This Westworld review contains spoilers.
Westworld Season 4 Episode 8
William (Ed Harris) was always obsessed with the creations of Robert Ford. He wasn’t exactly into the narrative, but he was in search of something else. Something deeper, something more meaningful, called to him. William knew it as the maze, and all he wanted was to find his way to the center of it any way he could. Usually, especially as he aged into the Man In Black, that meant violence. He understands violence, and he’s at home when there’s shooting, screaming, and bleeding. The guy in a black Stetson stalking through the streets of Manhattan gunning down everyone in his math might not be the same as the human, flesh-and-blood William, but as he says later in the episode, he’s just William’s impulses in an evolved body. Meat does not make a person, unless it’s the three pounds of gray matter between the ears. Or, perhaps, a little metal-looking sphere about the size of a plum.
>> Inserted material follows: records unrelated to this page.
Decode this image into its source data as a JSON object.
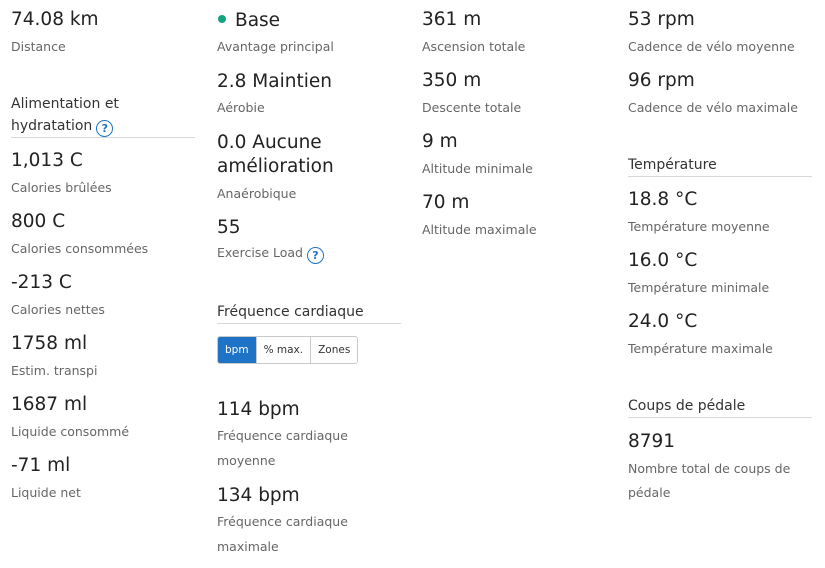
{
  "col1": {
    "distance": {
      "value": "74.08 km",
      "label": "Distance"
    },
    "nutrition_header_line1": "Alimentation et",
    "nutrition_header_line2": "hydratation",
    "nutrition_help_icon": "question-circle-icon",
    "stats": [
      {
        "value": "1,013 C",
        "label": "Calories brûlées"
      },
      {
        "value": "800 C",
        "label": "Calories consommées"
      },
      {
        "value": "-213 C",
        "label": "Calories nettes"
      },
      {
        "value": "1758 ml",
        "label": "Estim. transpi"
      },
      {
        "value": "1687 ml",
        "label": "Liquide consommé"
      },
      {
        "value": "-71 ml",
        "label": "Liquide net"
      }
    ]
  },
  "col2": {
    "primary_benefit": {
      "value": "Base",
      "label": "Avantage principal",
      "dot_color": "#14a37f"
    },
    "aerobic": {
      "value": "2.8 Maintien",
      "label": "Aérobie"
    },
    "anaerobic": {
      "value_line1": "0.0 Aucune",
      "value_line2": "amélioration",
      "label": "Anaérobique"
    },
    "exercise_load": {
      "value": "55",
      "label": "Exercise Load"
    },
    "hr_header": "Fréquence cardiaque",
    "hr_tabs": [
      "bpm",
      "% max.",
      "Zones"
    ],
    "hr_active_tab": "bpm",
    "hr_avg": {
      "value": "114 bpm",
      "label_line1": "Fréquence cardiaque",
      "label_line2": "moyenne"
    },
    "hr_max": {
      "value": "134 bpm",
      "label_line1": "Fréquence cardiaque",
      "label_line2": "maximale"
    }
  },
  "col3": {
    "stats": [
      {
        "value": "361 m",
        "label": "Ascension totale"
      },
      {
        "value": "350 m",
        "label": "Descente totale"
      },
      {
        "value": "9 m",
        "label": "Altitude minimale"
      },
      {
        "value": "70 m",
        "label": "Altitude maximale"
      }
    ]
  },
  "col4": {
    "cadence": [
      {
        "value": "53 rpm",
        "label": "Cadence de vélo moyenne"
      },
      {
        "value": "96 rpm",
        "label": "Cadence de vélo maximale"
      }
    ],
    "temp_header": "Température",
    "temps": [
      {
        "value": "18.8 °C",
        "label": "Température moyenne"
      },
      {
        "value": "16.0 °C",
        "label": "Température minimale"
      },
      {
        "value": "24.0 °C",
        "label": "Température maximale"
      }
    ],
    "strokes_header": "Coups de pédale",
    "strokes": {
      "value": "8791",
      "label_line1": "Nombre total de coups de",
      "label_line2": "pédale"
    }
  },
  "accent_color": "#1f73c6"
}
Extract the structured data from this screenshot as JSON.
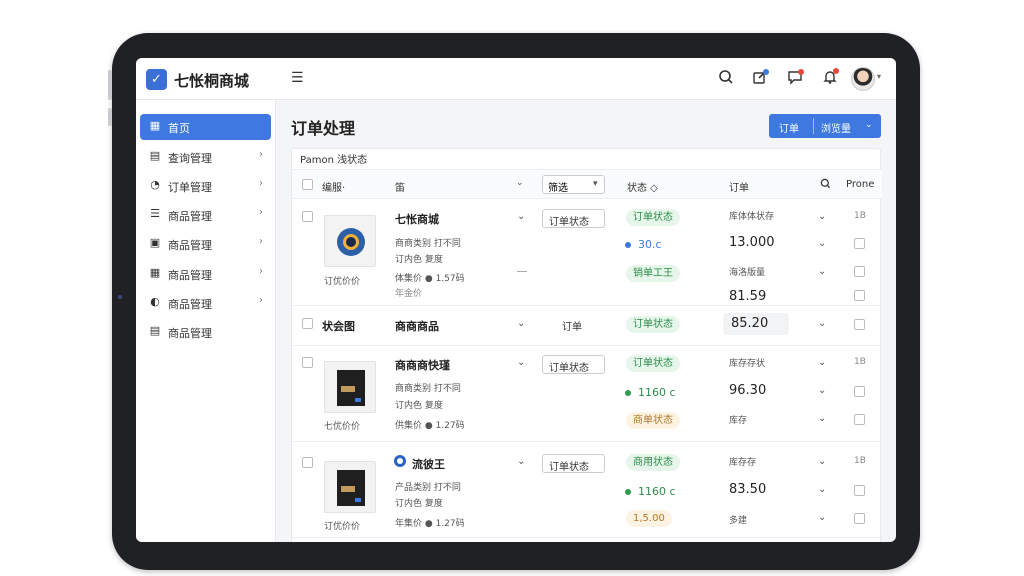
{
  "app": {
    "logo_text": "七怅桐商城",
    "logo_glyph": "✓"
  },
  "header": {
    "menu_icon": "☰",
    "icons": [
      "search-icon",
      "edit-icon",
      "message-icon",
      "bell-icon"
    ]
  },
  "sidebar": {
    "items": [
      {
        "label": "首页",
        "icon": "▦",
        "active": true
      },
      {
        "label": "查询管理",
        "icon": "▤",
        "arrow": "›"
      },
      {
        "label": "订单管理",
        "icon": "◔",
        "arrow": "›"
      },
      {
        "label": "商品管理",
        "icon": "☰",
        "arrow": "›"
      },
      {
        "label": "商品管理",
        "icon": "▣",
        "arrow": "›"
      },
      {
        "label": "商品管理",
        "icon": "▦",
        "arrow": "›"
      },
      {
        "label": "商品管理",
        "icon": "◐",
        "arrow": "›"
      },
      {
        "label": "商品管理",
        "icon": "▤"
      }
    ]
  },
  "page": {
    "title": "订单处理",
    "primary_button_a": "订单",
    "primary_button_b": "浏览量",
    "primary_caret": "⌄"
  },
  "table": {
    "filter_label": "Pamon 浅状态",
    "headers": {
      "col1": "编服·",
      "col2": "笛",
      "select": "筛选",
      "status": "状态 ◇",
      "order": "订单",
      "phone": "Prone"
    },
    "rows": [
      {
        "name": "七怅商城",
        "desc1": "商商类别 打不同",
        "desc2": "订内色 复度",
        "meta": "体集价 ● 1.57码",
        "meta2": "年金价",
        "thumb_caption": "订优价价",
        "dropdown": "订单状态",
        "tag1": "订单状态",
        "val": "30.c",
        "tag2": "销单工王",
        "label1": "库体体状存",
        "amount1": "13.000",
        "label2": "海洛版量",
        "amount2": "81.59",
        "extra1": "1B"
      },
      {
        "col1": "状会图",
        "col2": "商商商品",
        "center": "订单",
        "tag": "订单状态",
        "amount": "85.20"
      },
      {
        "name": "商商商快瑾",
        "desc1": "商商类别 打不同",
        "desc2": "订内色 复度",
        "meta": "供集价 ● 1.27码",
        "thumb_caption": "七优价价",
        "dropdown": "订单状态",
        "tag1": "订单状态",
        "val": "1160 c",
        "tag2": "商单状态",
        "label1": "库存存状",
        "amount1": "96.30",
        "label2": "库存",
        "extra1": "1B"
      },
      {
        "name": "流彼王",
        "desc1": "产品类别 打不同",
        "desc2": "订内色 复度",
        "meta": "年集价 ● 1.27码",
        "thumb_caption": "订优价价",
        "dropdown": "订单状态",
        "tag1": "商用状态",
        "val": "1160 c",
        "tag2": "1,5.00",
        "label1": "库存存",
        "amount1": "83.50",
        "label2": "多建",
        "extra1": "1B"
      }
    ]
  }
}
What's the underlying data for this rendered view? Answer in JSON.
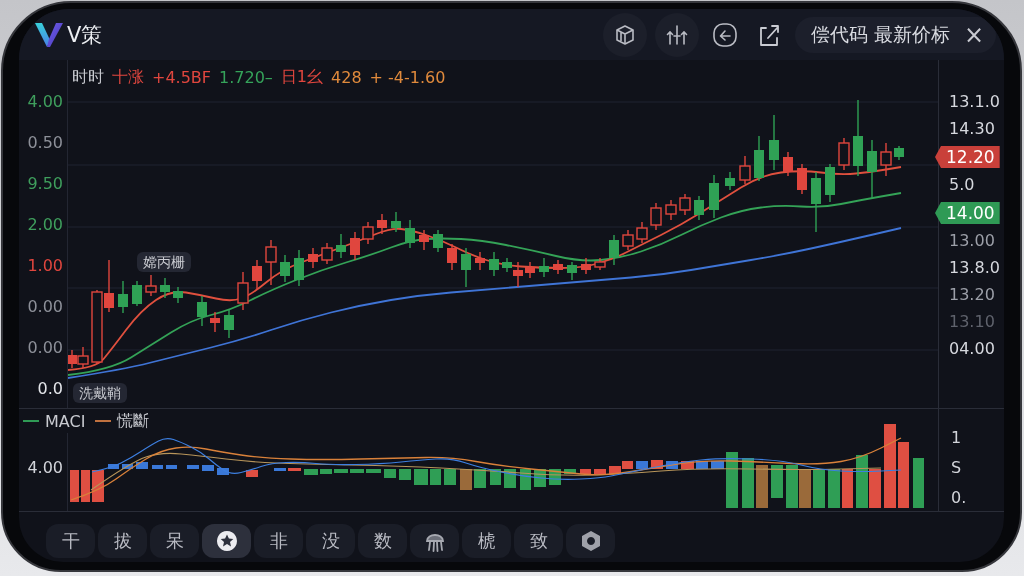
{
  "app_bar": {
    "title": "V策",
    "search_chip": {
      "text": "偿代码 最新价标",
      "close": "×"
    }
  },
  "quote_line": [
    {
      "text": "时时",
      "color": "#c9cbd1"
    },
    {
      "text": "十涨",
      "color": "#e0463e"
    },
    {
      "text": "+4.5BF",
      "color": "#e0463e"
    },
    {
      "text": "1.720–",
      "color": "#35a35a"
    },
    {
      "text": "日1幺",
      "color": "#e0463e"
    },
    {
      "text": "428",
      "color": "#e08a3c"
    },
    {
      "text": "+ -4-1.60",
      "color": "#e08a3c"
    }
  ],
  "price_chart": {
    "left_axis": [
      {
        "label": "4.00",
        "color": "#3f9f5d"
      },
      {
        "label": "0.50",
        "color": "#8d9099"
      },
      {
        "label": "9.50",
        "color": "#3f9f5d"
      },
      {
        "label": "2.00",
        "color": "#3f9f5d"
      },
      {
        "label": "1.00",
        "color": "#e0463e"
      },
      {
        "label": "0.00",
        "color": "#8d9099"
      },
      {
        "label": "0.00",
        "color": "#8d9099"
      },
      {
        "label": "0.0",
        "color": "#e4e6ea"
      }
    ],
    "right_axis": [
      {
        "label": "13.1.0",
        "kind": "tick",
        "color": "#d6d8de"
      },
      {
        "label": "14.30",
        "kind": "tick",
        "color": "#d6d8de"
      },
      {
        "label": "12.20",
        "kind": "badge",
        "color": "#c9403a"
      },
      {
        "label": "5.0",
        "kind": "tick",
        "color": "#d6d8de"
      },
      {
        "label": "14.00",
        "kind": "badge",
        "color": "#2f9a55"
      },
      {
        "label": "13.00",
        "kind": "tick",
        "color": "#9c9fa8"
      },
      {
        "label": "13.8.0",
        "kind": "tick",
        "color": "#d6d8de"
      },
      {
        "label": "13.20",
        "kind": "tick",
        "color": "#9c9fa8"
      },
      {
        "label": "13.10",
        "kind": "tick",
        "color": "#5f626c"
      },
      {
        "label": "04.00",
        "kind": "tick",
        "color": "#d6d8de"
      }
    ],
    "annotations": [
      {
        "text": "嫦丙栅"
      },
      {
        "text": "洗戴鞘"
      }
    ]
  },
  "indicator_panel": {
    "legend": [
      {
        "label": "MACI",
        "color": "#2f9a55"
      },
      {
        "label": "慌斷",
        "color": "#c0713f"
      }
    ],
    "left_axis": [
      "4.00"
    ],
    "right_axis": [
      "1",
      "S",
      "0."
    ]
  },
  "toolbar": [
    {
      "kind": "text",
      "label": "干",
      "selected": false
    },
    {
      "kind": "text",
      "label": "拔",
      "selected": false
    },
    {
      "kind": "text",
      "label": "呆",
      "selected": false
    },
    {
      "kind": "badge",
      "selected": true
    },
    {
      "kind": "text",
      "label": "非",
      "selected": false
    },
    {
      "kind": "text",
      "label": "没",
      "selected": false
    },
    {
      "kind": "text",
      "label": "数",
      "selected": false
    },
    {
      "kind": "glyph",
      "selected": false
    },
    {
      "kind": "text",
      "label": "椃",
      "selected": false
    },
    {
      "kind": "text",
      "label": "致",
      "selected": false
    },
    {
      "kind": "home",
      "selected": false
    }
  ]
}
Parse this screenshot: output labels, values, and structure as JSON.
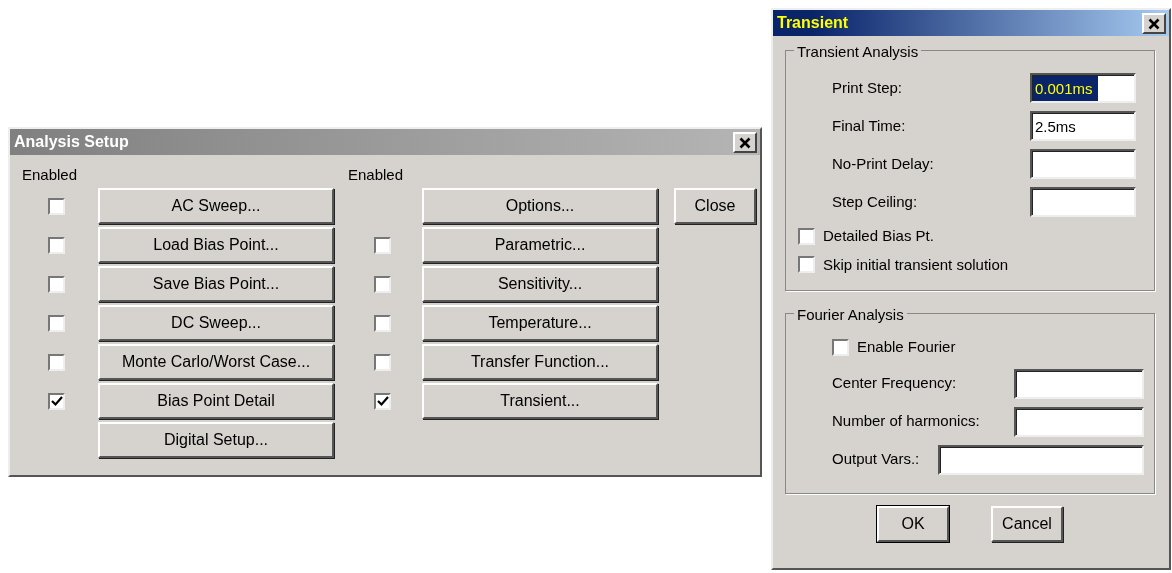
{
  "analysis_setup": {
    "title": "Analysis Setup",
    "left_column": {
      "header": "Enabled",
      "rows": [
        {
          "kind": "toggle",
          "label": "AC Sweep...",
          "checked": false
        },
        {
          "kind": "toggle",
          "label": "Load Bias Point...",
          "checked": false
        },
        {
          "kind": "toggle",
          "label": "Save Bias Point...",
          "checked": false
        },
        {
          "kind": "toggle",
          "label": "DC Sweep...",
          "checked": false
        },
        {
          "kind": "toggle",
          "label": "Monte Carlo/Worst Case...",
          "checked": false
        },
        {
          "kind": "toggle",
          "label": "Bias Point Detail",
          "checked": true
        },
        {
          "kind": "button",
          "label": "Digital Setup..."
        }
      ]
    },
    "right_column": {
      "header": "Enabled",
      "rows": [
        {
          "kind": "button",
          "label": "Options..."
        },
        {
          "kind": "toggle",
          "label": "Parametric...",
          "checked": false
        },
        {
          "kind": "toggle",
          "label": "Sensitivity...",
          "checked": false
        },
        {
          "kind": "toggle",
          "label": "Temperature...",
          "checked": false
        },
        {
          "kind": "toggle",
          "label": "Transfer Function...",
          "checked": false
        },
        {
          "kind": "toggle",
          "label": "Transient...",
          "checked": true
        }
      ]
    },
    "close_button": "Close"
  },
  "transient": {
    "title": "Transient",
    "transient_analysis": {
      "title": "Transient Analysis",
      "fields": [
        {
          "label": "Print Step:",
          "value": "0.001ms",
          "selected": true
        },
        {
          "label": "Final Time:",
          "value": "2.5ms",
          "selected": false
        },
        {
          "label": "No-Print Delay:",
          "selected": false
        },
        {
          "label": "Step Ceiling:",
          "selected": false
        }
      ],
      "checkboxes": [
        {
          "label": "Detailed Bias Pt.",
          "checked": false
        },
        {
          "label": "Skip initial transient solution",
          "checked": false
        }
      ]
    },
    "fourier_analysis": {
      "title": "Fourier Analysis",
      "checkbox": {
        "label": "Enable Fourier",
        "checked": false
      },
      "fields": [
        {
          "label": "Center Frequency:"
        },
        {
          "label": "Number of harmonics:"
        },
        {
          "label": "Output Vars.:",
          "wide": true
        }
      ]
    },
    "buttons": [
      {
        "label": "OK",
        "default": true
      },
      {
        "label": "Cancel",
        "default": false
      }
    ]
  }
}
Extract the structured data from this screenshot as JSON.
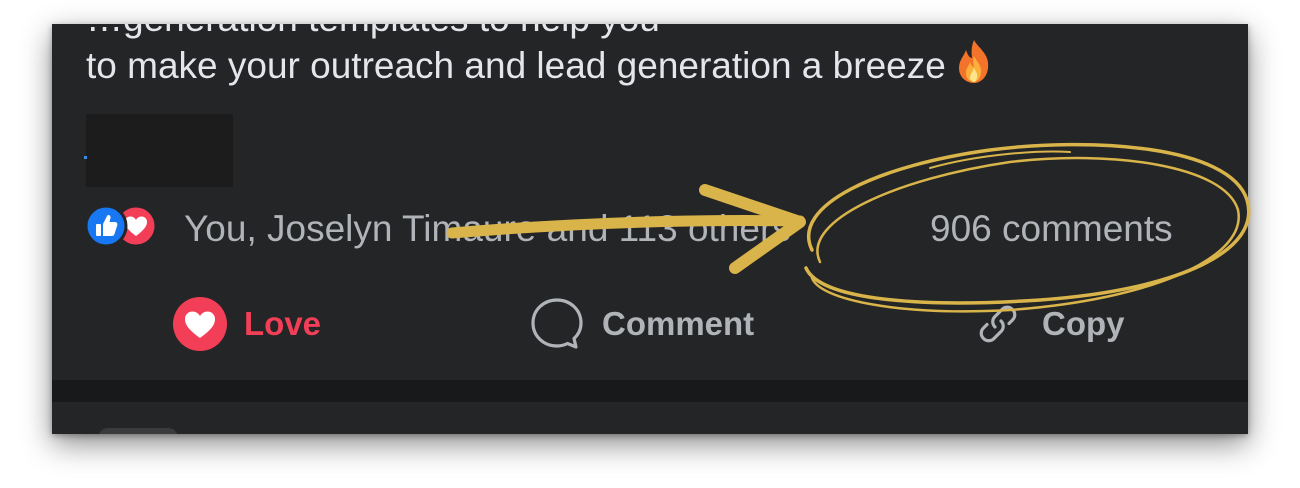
{
  "post": {
    "partial_line": "…generation templates to help you",
    "text": "to make your outreach and lead generation a breeze",
    "emoji": "fire-emoji"
  },
  "reactions": {
    "icons": [
      "like-icon",
      "love-icon"
    ],
    "names": "You, Joselyn Timaure and 113 others",
    "comments": "906 comments"
  },
  "actions": {
    "love_label": "Love",
    "comment_label": "Comment",
    "copy_label": "Copy"
  },
  "colors": {
    "card_bg": "#242526",
    "text_primary": "#e4e6eb",
    "text_secondary": "#b0b3b8",
    "love_red": "#f33e58",
    "like_blue": "#1877f2",
    "annotation_gold": "#d9b44a"
  }
}
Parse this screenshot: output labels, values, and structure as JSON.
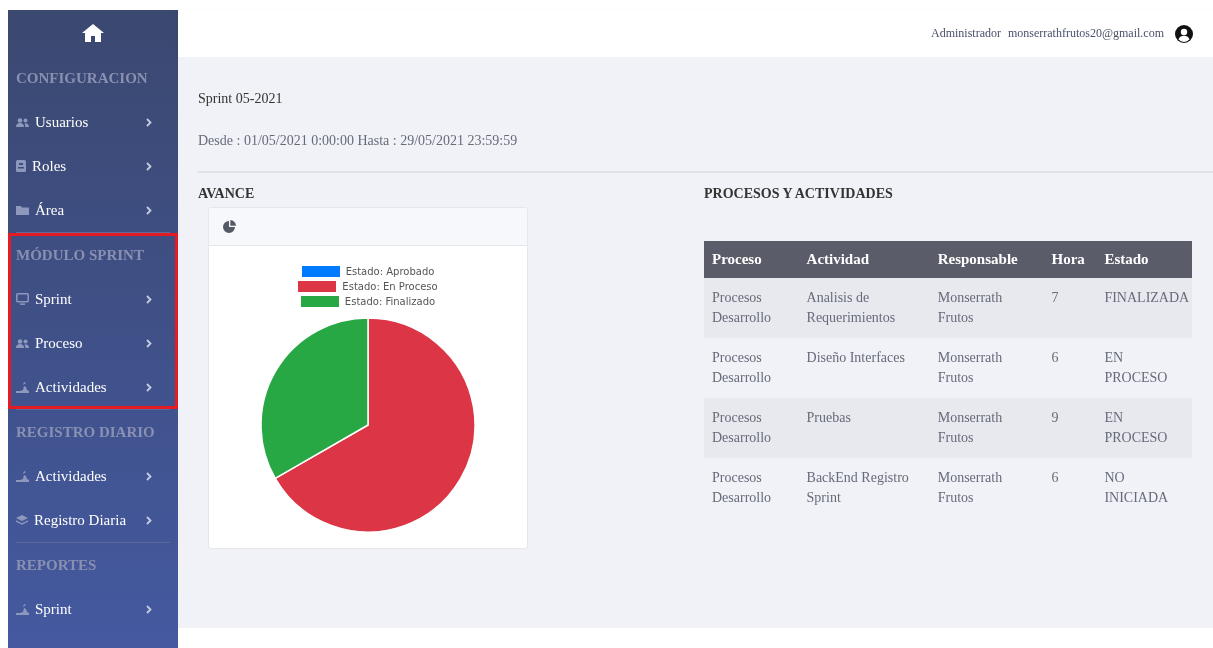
{
  "topbar": {
    "role": "Administrador",
    "email": "monserrathfrutos20@gmail.com"
  },
  "sidebar": {
    "sections": [
      {
        "title": "CONFIGURACION",
        "highlighted": false,
        "items": [
          {
            "label": "Usuarios"
          },
          {
            "label": "Roles"
          },
          {
            "label": "Área"
          }
        ]
      },
      {
        "title": "MÓDULO SPRINT",
        "highlighted": true,
        "items": [
          {
            "label": "Sprint"
          },
          {
            "label": "Proceso"
          },
          {
            "label": "Actividades"
          }
        ]
      },
      {
        "title": "REGISTRO DIARIO",
        "highlighted": false,
        "items": [
          {
            "label": "Actividades"
          },
          {
            "label": "Registro Diaria"
          }
        ]
      },
      {
        "title": "REPORTES",
        "highlighted": false,
        "items": [
          {
            "label": "Sprint"
          }
        ]
      }
    ]
  },
  "sprint": {
    "title": "Sprint 05-2021",
    "range": "Desde : 01/05/2021 0:00:00 Hasta : 29/05/2021 23:59:59"
  },
  "avance": {
    "title": "AVANCE",
    "chart_data": {
      "type": "pie",
      "categories": [
        "Estado: Aprobado",
        "Estado: En Proceso",
        "Estado: Finalizado"
      ],
      "values": [
        0,
        66.7,
        33.3
      ],
      "legend": "top",
      "colors": [
        "#007bff",
        "#dc3545",
        "#28a745"
      ]
    }
  },
  "procesos": {
    "title": "PROCESOS Y ACTIVIDADES",
    "columns": [
      "Proceso",
      "Actividad",
      "Responsable",
      "Hora",
      "Estado"
    ],
    "rows": [
      [
        "Procesos Desarrollo",
        "Analisis de Requerimientos",
        "Monserrath Frutos",
        "7",
        "FINALIZADA"
      ],
      [
        "Procesos Desarrollo",
        "Diseño Interfaces",
        "Monserrath Frutos",
        "6",
        "EN PROCESO"
      ],
      [
        "Procesos Desarrollo",
        "Pruebas",
        "Monserrath Frutos",
        "9",
        "EN PROCESO"
      ],
      [
        "Procesos Desarrollo",
        "BackEnd Registro Sprint",
        "Monserrath Frutos",
        "6",
        "NO INICIADA"
      ]
    ]
  }
}
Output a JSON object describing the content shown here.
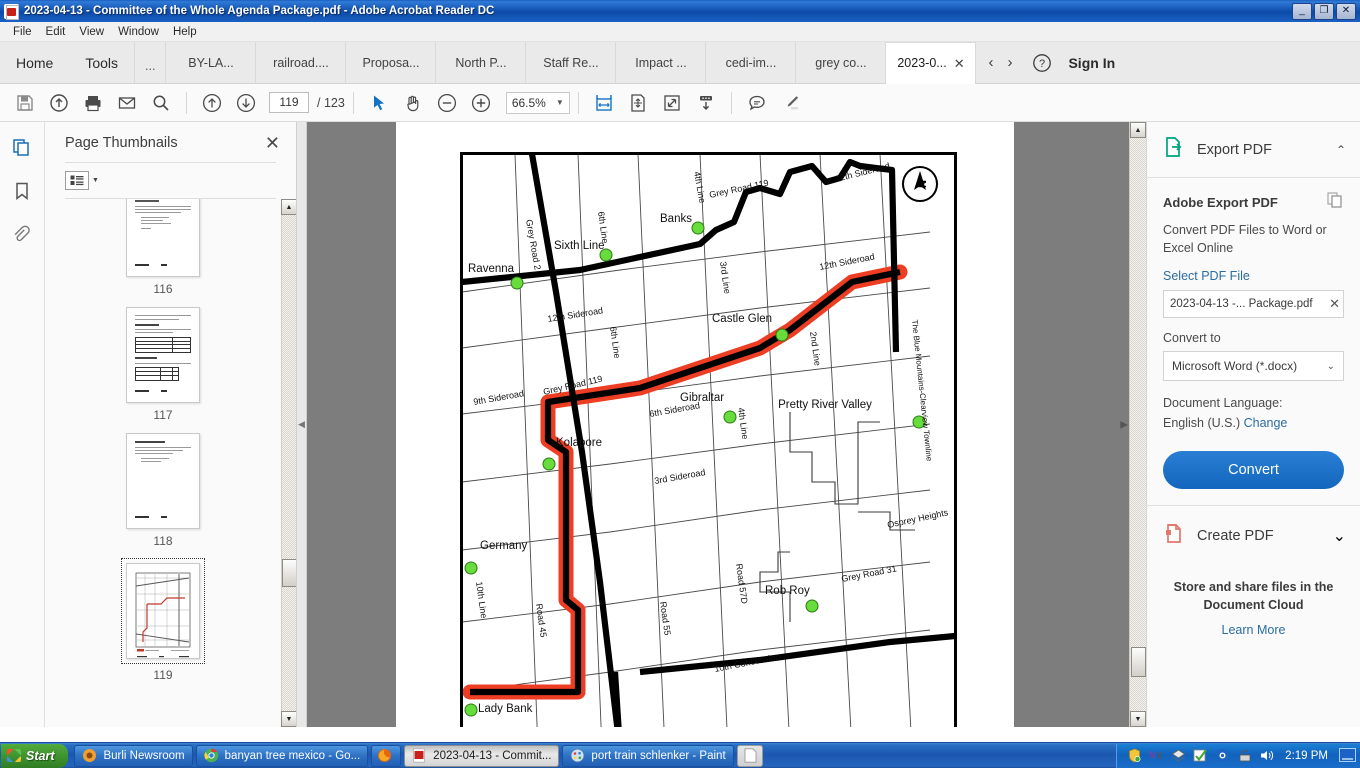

After a fairly controversial third season, the acclaim for Westworld this season is almost universal. The mysteries are more satisfying. The storytelling is more cohesive. The plots are a little bit less linear and recapture more of the confusing, mysterious magic of the show’s impeccable, unimpeachable first season. Westworld is heading towards an endgame, and the show feels stronger and more energetic for it. Whether that endgame will unfold or not is another story; the series hasn’t officially been picked up for a fifth season, but it seems likely to happen. Even if it doesn’t, Westworld finds a satisfying way to end the season all the same while planting the seeds for a potential final game.
But you can’t start a last game before you finish your current game. In this case, the game isn’t Charlotte Hale’s (Tessa Thompson) attempt to transcend her humanity, or the hosts’ attempts to enjoy their lives in the human-filled world outside of Delos parks, but William’s kind of game. It’s kill or be killed, survival of the fittest, and the only rule is the strong will survive and the weak will perish. That’s the world that Westworld plunges into in the opening moments of “Que Sera Sera,” to great effect. Blood, shooting, chaos, and a lot of very confused hosts, starting with Rebus (a returning Steven Ogg) – he doesn’t know why everything is happening, but he’s loving it, at least for a few minutes. That joy is short-lived, thanks in no small part to indiscriminate gunfire all around him and the merciless necessity of director Richard J. Lewis’s storytelling. Brutish, short, and violent is the order of the day, with emphasis on violence starting even before the Man In Black steps out of a haze of smoke with six-shooter in hand (in one of the coolest shots of all time for a show filled with cool visual moments).
Source : https://www.denofgeek.com/tv/westworld-season-4-episode-8-review-que-sera-sera/